+++ DATA LISTING

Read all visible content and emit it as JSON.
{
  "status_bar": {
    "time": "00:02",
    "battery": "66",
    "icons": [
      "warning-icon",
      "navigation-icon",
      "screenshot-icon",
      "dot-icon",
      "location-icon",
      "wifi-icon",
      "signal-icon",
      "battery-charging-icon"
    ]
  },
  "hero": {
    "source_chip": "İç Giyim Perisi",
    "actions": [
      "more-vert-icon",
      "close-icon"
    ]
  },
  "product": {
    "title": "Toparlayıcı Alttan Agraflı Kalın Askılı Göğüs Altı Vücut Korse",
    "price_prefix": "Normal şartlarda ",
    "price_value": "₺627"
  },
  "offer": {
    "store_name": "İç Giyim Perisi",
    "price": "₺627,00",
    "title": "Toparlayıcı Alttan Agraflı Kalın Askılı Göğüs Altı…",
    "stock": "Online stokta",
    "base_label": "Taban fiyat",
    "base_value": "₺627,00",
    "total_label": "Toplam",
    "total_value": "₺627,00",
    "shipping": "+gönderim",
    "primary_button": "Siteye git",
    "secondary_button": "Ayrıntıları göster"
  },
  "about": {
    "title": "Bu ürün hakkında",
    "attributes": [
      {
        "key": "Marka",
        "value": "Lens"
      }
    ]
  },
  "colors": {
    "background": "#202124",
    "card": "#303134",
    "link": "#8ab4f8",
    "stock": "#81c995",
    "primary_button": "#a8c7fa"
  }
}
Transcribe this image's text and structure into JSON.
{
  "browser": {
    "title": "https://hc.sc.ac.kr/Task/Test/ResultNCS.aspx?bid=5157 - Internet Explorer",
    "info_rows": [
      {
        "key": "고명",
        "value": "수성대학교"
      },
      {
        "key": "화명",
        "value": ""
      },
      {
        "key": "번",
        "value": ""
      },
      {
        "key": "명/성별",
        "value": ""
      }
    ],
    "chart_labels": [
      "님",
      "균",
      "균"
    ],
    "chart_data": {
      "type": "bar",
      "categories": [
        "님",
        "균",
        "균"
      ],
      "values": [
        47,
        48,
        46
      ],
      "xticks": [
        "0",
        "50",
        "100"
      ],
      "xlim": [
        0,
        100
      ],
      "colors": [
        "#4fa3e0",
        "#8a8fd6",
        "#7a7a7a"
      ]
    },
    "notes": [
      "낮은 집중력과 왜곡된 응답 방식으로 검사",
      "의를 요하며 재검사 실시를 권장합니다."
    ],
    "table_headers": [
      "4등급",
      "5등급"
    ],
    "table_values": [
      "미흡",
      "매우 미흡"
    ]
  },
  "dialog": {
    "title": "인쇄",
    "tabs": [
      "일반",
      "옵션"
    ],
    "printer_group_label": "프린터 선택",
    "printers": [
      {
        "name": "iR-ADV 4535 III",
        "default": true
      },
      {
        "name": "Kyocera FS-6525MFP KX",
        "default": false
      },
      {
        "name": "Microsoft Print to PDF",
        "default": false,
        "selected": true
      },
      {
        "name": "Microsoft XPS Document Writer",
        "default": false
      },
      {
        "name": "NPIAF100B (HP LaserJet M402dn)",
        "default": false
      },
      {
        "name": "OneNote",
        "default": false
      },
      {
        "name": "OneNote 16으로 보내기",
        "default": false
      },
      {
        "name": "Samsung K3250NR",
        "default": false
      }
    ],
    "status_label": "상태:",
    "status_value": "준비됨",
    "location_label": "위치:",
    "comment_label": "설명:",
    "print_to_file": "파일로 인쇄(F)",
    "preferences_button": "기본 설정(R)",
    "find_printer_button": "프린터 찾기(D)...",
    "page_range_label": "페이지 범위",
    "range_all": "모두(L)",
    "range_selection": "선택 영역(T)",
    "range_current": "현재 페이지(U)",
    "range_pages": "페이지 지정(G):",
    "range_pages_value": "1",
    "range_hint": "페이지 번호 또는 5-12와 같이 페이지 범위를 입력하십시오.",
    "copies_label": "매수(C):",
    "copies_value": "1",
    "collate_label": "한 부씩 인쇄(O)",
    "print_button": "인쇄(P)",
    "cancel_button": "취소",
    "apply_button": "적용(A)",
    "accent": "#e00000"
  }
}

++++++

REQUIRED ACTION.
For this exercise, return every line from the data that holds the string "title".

EXERCISE RESPONSE.
    "title": "Toparlayıcı Alttan Agraflı Kalın Askılı Göğüs Altı Vücut Korse",
    "title": "Toparlayıcı Alttan Agraflı Kalın Askılı Göğüs Altı…",
    "title": "Bu ürün hakkında",
    "title": "https://hc.sc.ac.kr/Task/Test/ResultNCS.aspx?bid=5157 - Internet Explorer",
    "title": "인쇄",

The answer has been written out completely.